[Sarah Nader file photo – email@example.com]
'NOT PLAYING WELL TOGETHER IN THE SANDBOX'
Some Algonquin Township trustees have said Lukasik had a difficult time doing her job from day one because of her political connections to Bob Miller.
Lukasik campaigned for clerk on the same slate as Miller and trustee candidates David Chapman, Dan Shea, Melissa Victor and Terence Ferenc. Everyone but Miller and Ferenc won a seat.
After she won the election, Lukasik, who pressed for government transparency during her term as a Cary village trustee, talked openly about her goal as clerk to eliminate unneeded paper documents stored inside the township while following the rules of a state destruction order.
“That campaign got turned around to make it look like she wanted to destroy records,” Chapman said. “Of course, that’s the farthest thing from the truth."
Local governments do not have unilateral authority to destroy records under state law. Public bodies in the county must apply in writing to the Downstate Local Records Commission, which decides in a hearing whether the records in question can be destroyed. Documents that are the subject of litigation – such as the ones referenced in the injunction – cannot be ruled on by the commission while the litigation is active.
Lukasik has been a target since the beginning, Chapman said, sharing an anecdote about a time she requested all of Gasser’s road district documents.
She showed up to the office to find heavy filing cabinets stacked on the landing outside her office, Lukasik and Chapman said. They were too heavy for her to move.
“There’s no reason for the meanness,” Chapman said. “All I can tell you is I’m supporting Karen because she wants to be the best clerk she can be. That was a nasty deal with that hidden camera.”
Not everyone agrees about the camera.
“It wasn’t hidden,” said township Trustee Rachael Lawrence, who saw pictures of where the camera was found. “It’s not a spy camera."
Nest markets the sleek cameras as a tool to help people look after their homes and families. The cameras feature 24/7 livestreaming, a magnetic stand and an app that allows users to get alerts away from home.
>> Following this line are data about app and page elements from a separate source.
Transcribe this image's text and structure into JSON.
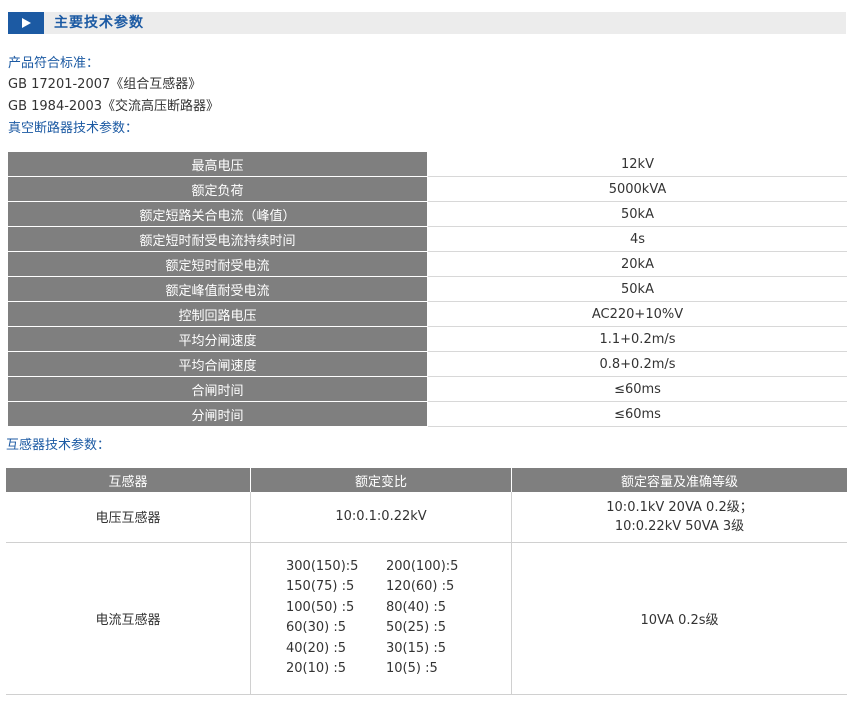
{
  "header": {
    "title": "主要技术参数"
  },
  "standards": {
    "heading": "产品符合标准：",
    "items": [
      "GB 17201-2007《组合互感器》",
      "GB 1984-2003《交流高压断路器》"
    ]
  },
  "breaker": {
    "heading": "真空断路器技术参数：",
    "rows": [
      {
        "name": "最高电压",
        "value": "12kV"
      },
      {
        "name": "额定负荷",
        "value": "5000kVA"
      },
      {
        "name": "额定短路关合电流（峰值）",
        "value": "50kA"
      },
      {
        "name": "额定短时耐受电流持续时间",
        "value": "4s"
      },
      {
        "name": "额定短时耐受电流",
        "value": "20kA"
      },
      {
        "name": "额定峰值耐受电流",
        "value": "50kA"
      },
      {
        "name": "控制回路电压",
        "value": "AC220+10%V"
      },
      {
        "name": "平均分闸速度",
        "value": "1.1+0.2m/s"
      },
      {
        "name": "平均合闸速度",
        "value": "0.8+0.2m/s"
      },
      {
        "name": "合闸时间",
        "value": "≤60ms"
      },
      {
        "name": "分闸时间",
        "value": "≤60ms"
      }
    ]
  },
  "transformer": {
    "heading": "互感器技术参数：",
    "columns": [
      "互感器",
      "额定变比",
      "额定容量及准确等级"
    ],
    "voltage": {
      "name": "电压互感器",
      "ratio": "10:0.1:0.22kV",
      "capacity": [
        "10:0.1kV 20VA 0.2级；",
        "10:0.22kV 50VA 3级"
      ]
    },
    "current": {
      "name": "电流互感器",
      "ratios": [
        "300(150):5",
        "200(100):5",
        "150(75) :5",
        "120(60) :5",
        "100(50) :5",
        "80(40) :5",
        "60(30) :5",
        "50(25) :5",
        "40(20) :5",
        "30(15) :5",
        "20(10) :5",
        "10(5) :5"
      ],
      "capacity": "10VA 0.2s级"
    }
  }
}
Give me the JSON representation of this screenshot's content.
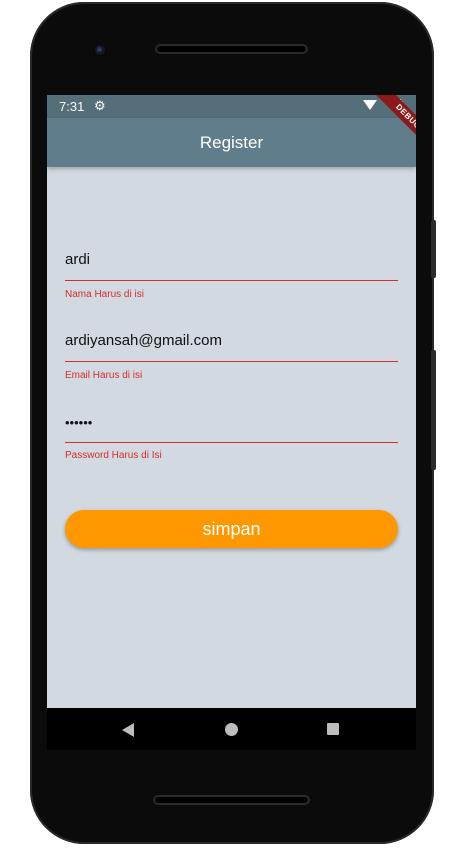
{
  "status_bar": {
    "time": "7:31",
    "settings_icon": "gear-icon",
    "wifi_icon": "wifi-icon",
    "battery_icon": "battery-icon"
  },
  "app_bar": {
    "title": "Register",
    "debug_banner": "DEBUG",
    "color": "#607d8b"
  },
  "form": {
    "name": {
      "value": "ardi",
      "error": "Nama Harus di isi"
    },
    "email": {
      "value": "ardiyansah@gmail.com",
      "error": "Email Harus di isi"
    },
    "password": {
      "value": "••••••",
      "error": "Password Harus di Isi"
    },
    "error_color": "#d32f2f",
    "submit_label": "simpan",
    "submit_color": "#ff9800"
  },
  "nav_bar": {
    "back_icon": "back-triangle-icon",
    "home_icon": "home-circle-icon",
    "recents_icon": "recents-square-icon"
  }
}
Township officials informed Lawrence that they bought the camera to ensure the safety of township records after Gasser’s complaint, she said. She would not comment on who inside the office installed the camera.
During her run for trustee, she campaigned against nepotism in Bob Miller's highway department and cited her "ethical and moral reservations about what some call the abuse of his position to benefit his own interests."
Although some trustees have denounced the mounting legal bills in Gasser's court battles, Lawrence has defended the spending. She called the bills "commensurate" for the work of Gasser's lawyers.
Asked whether she believes Lukasik is an instrument to cover up wrongdoing during Miller's 26 years in office, Lawrence’s answer was simple: “Yes.”
Lukasik’s support from other trustees is tied to their history with Bob Miller, she said.
“They ran as a group; they put out joint mailings,” Lawrence said. “Their whole little group.”
The township clerk denies making any decision based on her politics.
"I'm not a political person," Lukasik said. "I'm here to do my job, and they won't let me."
As an attorney sitting on the outside of Algonquin Township offices, McArdle sees a situation dictated by petty politics.
“The elected officials are not playing well together in the sandbox,” McArdle said. “They need to.”
The highway commissioner contends that litigation was the only way to change things inside Algonquin Township.
“It’s just spiraled out of control,” Gasser said. “I wish it wouldn’t have cost all the money it did, but I don’t know if it could be handled better in this political climate.”